The pandemic caused many of us to suffer from isolation in almost every aspect of our lives. Being stuck in our homes, people were prevented from being with one another. They were forced to resort to other ways of communication like text, voice, and video messaging as alternatives. Although these can provide some help, many feel that these are inadequate. A sense of belongingness in the community is what we look for. This stems from that feeling that we matter to the people around us.
This sense of belongingness can be beneficial for everyone, so it is crucial to evoke this concern in every member of society. To help those affected by the pandemic, we can always try to reach out, not just to others but also to ourselves. Here are some ways to look inwards and find this sense that we are looking for is none other than ourselves.
Letting go of the “I don’t belong anywhere” belief
Many of us think that we can never belong no matter where we go and who we are with. But most of the time, this is just our pessimist selves talking. We do belong somewhere. We will always have someone who truly cares about our well-being, and we have to acknowledge and appreciate them. Sometimes, we tend to focus on our failed interactions with other people, our different beliefs, and difficulties while growing up.
But we have to look at them in a different way. Instead of “Their beliefs are different from mine,” it can be “My beliefs have some little similarities with theirs.” Instead of “I had a hard childhood,” it can be “My childhood made me strong.” Instead of “I don’t belong anywhere,” it can be “I belong in the company of my friends and family.”
This is probably one of the easiest to state but the most challenging thing to do. Accepting yourself for all your flaws and imperfections is a daunting task that few of us can do. Self-acceptance can open a lot of positive reinforcement within ourselves that we have probably long neglected.
Although we cannot fully achieve this in just a short time, we can take small steps towards it and make life better little by little. This will help us view everything about ourselves in a more positive light instead of hurting whenever we think of our uniqueness.
As much as we should find a level of comfort in ourselves, we can still find support in the company of other people. We all know that it can be difficult to socialize in this restricted world. But as pandemic protocols are being lifted, we can slowly go back to our former practices with only a few safety measures to keep in mind.
Socializing with new people as well as our present family and friends can help avoid mental health issues. Mingling with others can help mitigate mental problems like anxiety, depression, dementia, and Alzheimer’s disease, which may need to be observed in neurological disorder treatment facilities. Reaching out to others should always be the next step after being at peace with ourselves.
Learning to cope with rejection
Probably one of the primary reasons many of us are afraid of socializing is our fear of rejection. This can be felt in many situations in our lives. It can be our childhood when we want to make friends with other kids or in our romantic lives when we start dating a partner. It can also be in our careers whenever we enter job interviews and even in old age when we feel like our families don’t want to care for us.

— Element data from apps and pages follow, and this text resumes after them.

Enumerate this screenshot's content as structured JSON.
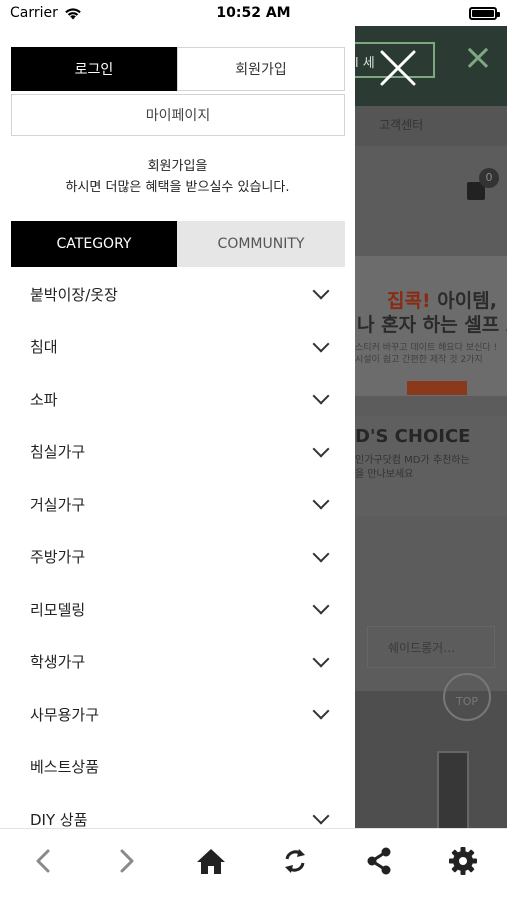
{
  "status_bar": {
    "carrier": "Carrier",
    "time": "10:52 AM"
  },
  "drawer": {
    "login_label": "로그인",
    "join_label": "회원가입",
    "mypage_label": "마이페이지",
    "promo_line1": "회원가입을",
    "promo_line2": "하시면 더많은 혜택을 받으실수 있습니다.",
    "tabs": {
      "category": "CATEGORY",
      "community": "COMMUNITY"
    },
    "menu": [
      {
        "label": "붙박이장/옷장",
        "expandable": true
      },
      {
        "label": "침대",
        "expandable": true
      },
      {
        "label": "소파",
        "expandable": true
      },
      {
        "label": "침실가구",
        "expandable": true
      },
      {
        "label": "거실가구",
        "expandable": true
      },
      {
        "label": "주방가구",
        "expandable": true
      },
      {
        "label": "리모델링",
        "expandable": true
      },
      {
        "label": "학생가구",
        "expandable": true
      },
      {
        "label": "사무용가구",
        "expandable": true
      },
      {
        "label": "베스트상품",
        "expandable": false
      },
      {
        "label": "DIY 상품",
        "expandable": true
      }
    ]
  },
  "background": {
    "search_text": "l 세",
    "nav_text": "고객센터",
    "cart_count": "0",
    "banner_highlight": "집콕!",
    "banner_line1_rest": " 아이템,",
    "banner_line2": "나 혼자 하는 셀프 도",
    "banner_small1": "스티커 바꾸고 데이트 해요다 보신다 !",
    "banner_small2": "시설이 쉽고 간편한 제작 것 2가지 ",
    "md_title": "D'S CHOICE",
    "md_sub1": "인가구닷컴 MD가 추천하는",
    "md_sub2": "을 만나보세요",
    "card_text": "쉐이드롱거…",
    "top_label": "TOP"
  },
  "toolbar": {
    "icons": [
      "back-icon",
      "forward-icon",
      "home-icon",
      "refresh-icon",
      "share-icon",
      "settings-icon"
    ]
  }
}
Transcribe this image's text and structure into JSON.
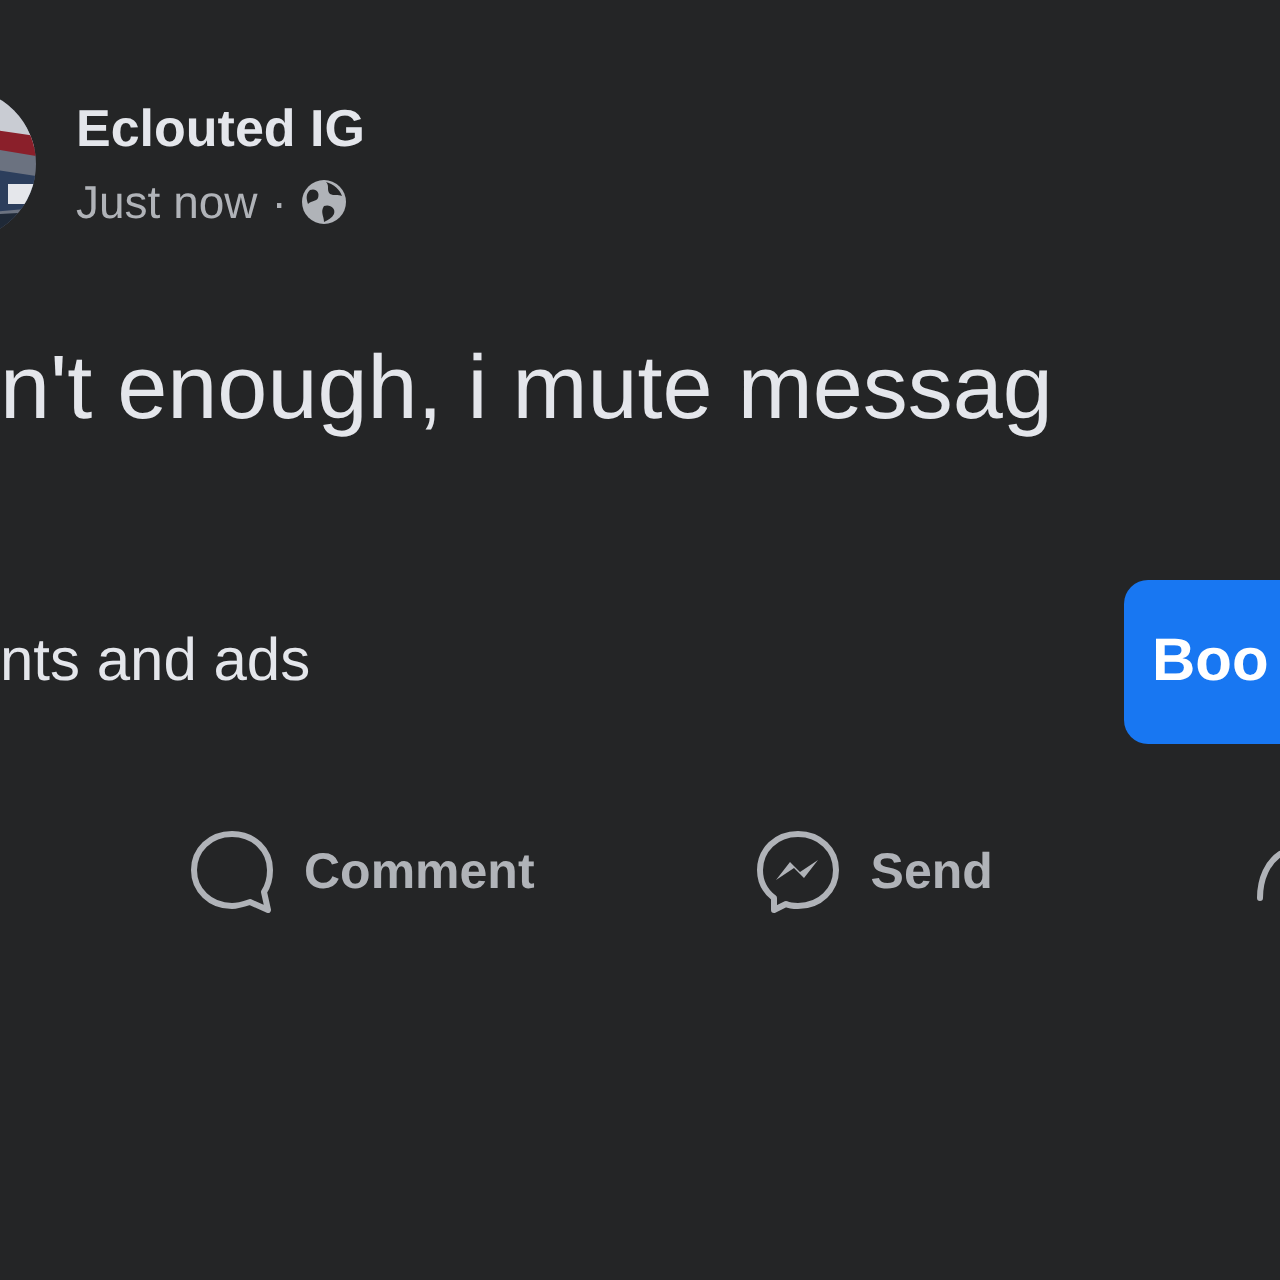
{
  "post": {
    "author": "Eclouted IG",
    "time": "Just now",
    "separator": "·",
    "text": "n't enough, i mute messag"
  },
  "link_preview": {
    "caption": "nts and ads",
    "button": "Boo"
  },
  "actions": [
    {
      "kind": "comment",
      "label": "Comment"
    },
    {
      "kind": "send",
      "label": "Send"
    },
    {
      "kind": "share"
    }
  ]
}
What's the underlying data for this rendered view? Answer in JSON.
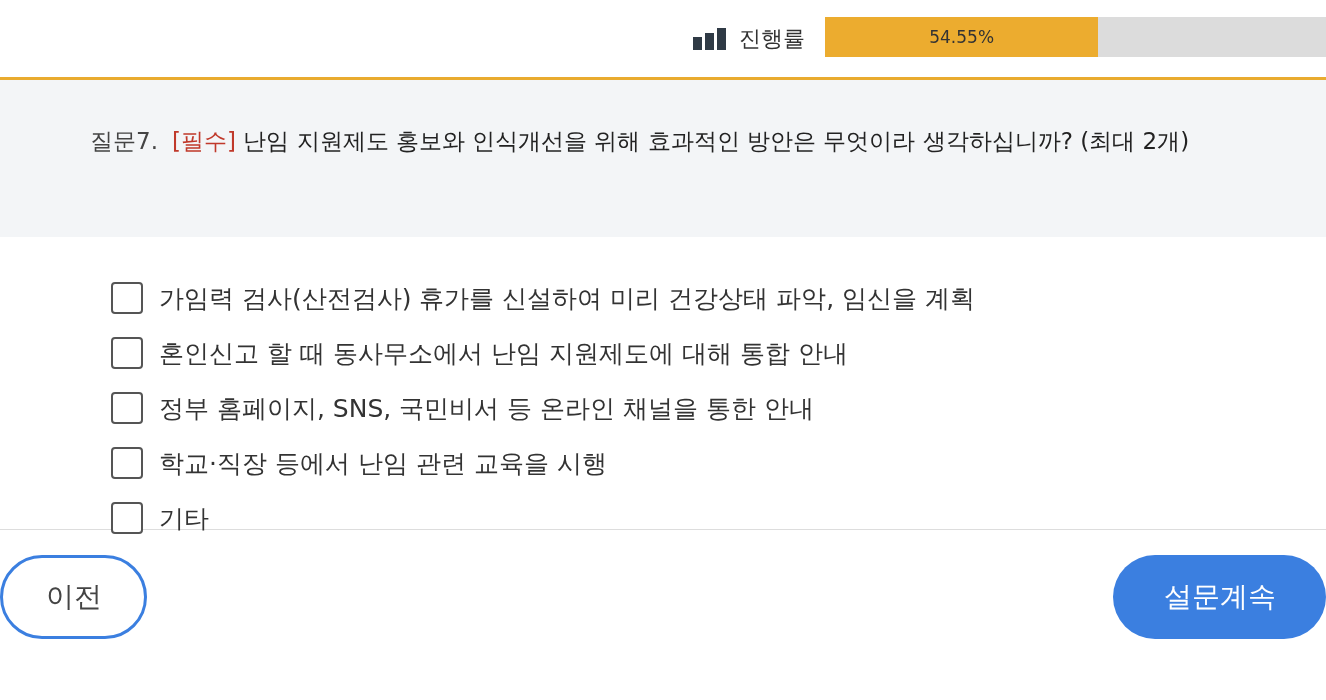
{
  "progress": {
    "label": "진행률",
    "level": 0.5455,
    "reading": "54.55%"
  },
  "question": {
    "number": "질문7.",
    "required": "[필수]",
    "text": "난임 지원제도 홍보와 인식개선을 위해 효과적인 방안은 무엇이라 생각하십니까? (최대 2개)"
  },
  "options": [
    {
      "label": "가임력 검사(산전검사) 휴가를 신설하여 미리 건강상태 파악, 임신을 계획",
      "checked": false
    },
    {
      "label": "혼인신고 할 때 동사무소에서 난임 지원제도에 대해 통합 안내",
      "checked": false
    },
    {
      "label": "정부 홈페이지, SNS, 국민비서 등 온라인 채널을 통한 안내",
      "checked": false
    },
    {
      "label": "학교·직장 등에서 난임 관련 교육을 시행",
      "checked": false
    },
    {
      "label": "기타",
      "checked": false
    }
  ],
  "buttons": {
    "previous": "이전",
    "next": "설문계속"
  }
}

This fear can hold us back from doing many things that can help us feel like we belong in our society. And even when we do get rejected, it can take much understanding, self-affirmation, and time to recover. But no matter how long it takes, rejection should always be seen as an open door rather than a missed opportunity.
These steps are some of the best ways to achieve a sense of belongingness without asking for a lot from other people. These will have us look into our hearts and minds to reevaluate our thoughts and feelings and reprogram them to our advantage. We don’t have to put much effort into it. But doing our best in these tasks should immediately make us feel more comfortable in our skin and community.
What matters is the support and positivity that people can provide for us, not the number of people we feel accepted by. But in turn, we must also reach out to others, especially those that feel the same emptiness of not belonging anywhere in the world. This should be our way of giving back to society after we find ourselves reintegrated into its ever-changing circles.